A court has ruled that people cannot have passports with their gender unspecified.
Campaigner Christie Elan-Cane brought a challenge to the Court of Appeal arguing that passports with ‘X’ instead of gender should be available.
Elan-Cane believes the UK’s passport application process, which requires individuals to indicate whether they are male or female, is ‘inherently discriminatory’.
It was argued that the policy breaches the right to respect private life, and the right not to be discriminated against on the basis of gender or sex, under the European Convention on Human Rights (ECHR).
But Lady Justice Eleanor King read out a ruling at the Court of Appeal today saying: ‘There can be little more central to a citizen’s private life than gender.

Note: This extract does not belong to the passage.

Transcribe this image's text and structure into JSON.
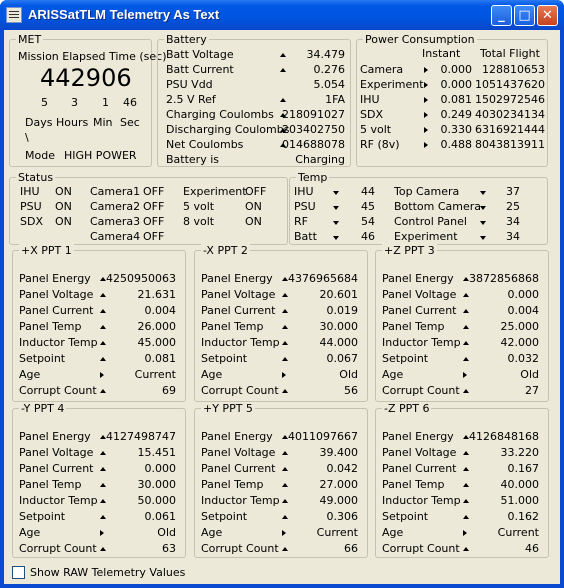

‘In this case, however, the passport issue cannot reasonably be considered in isolation, given that the driver for change is the notion of respect for gender identity across the board.
‘The court finds that there was no positive obligation on the state to provide an ‘X’ marker in order to ensure the right of the Appellant to respect for private life.
‘Therefore, the current policy of HMPO does not amount to an unlawful breach of the Appellant’s Article 8 private life rights.
‘The court accepts that the issue goes to gender identity and is an issue central to a person’s Article 8 private life.
‘The Judge, however, was right in deciding that the state had a ‘relatively wide’ margin of appreciation when striking the balance between private and public interests, or Convention rights, notwithstanding that an issue of an individual’s identity is at stake.
‘The court finds that the ‘X’ marker is just one part of a bigger picture that requires a coherent structured approach across all the areas where the issue of non-binary gender arises, particularly given the discussions as to whether there should be any gender boxes on passports (or indeed other official documents) at all.
‘There is not yet any consensus across Council of Europe states in relation to either the broad issue of the recognition of non-binary people, or the narrow issue of the use of X markers on passports, although there is momentum within Europe in relation to how the status of non-binary people is to be recognised and the time may come when the fair balance has shifted.
‘In relation to the alleged discrimination under Articles 8 and 14, the court found that the question of whether the difference in treatment was objectively justified would result in the same answer as that in relation to Article 8 private life, and that the current policy in relation to the issuing of X marked passports does not, therefore, amount to unlawful discrimination under Article 14. ‘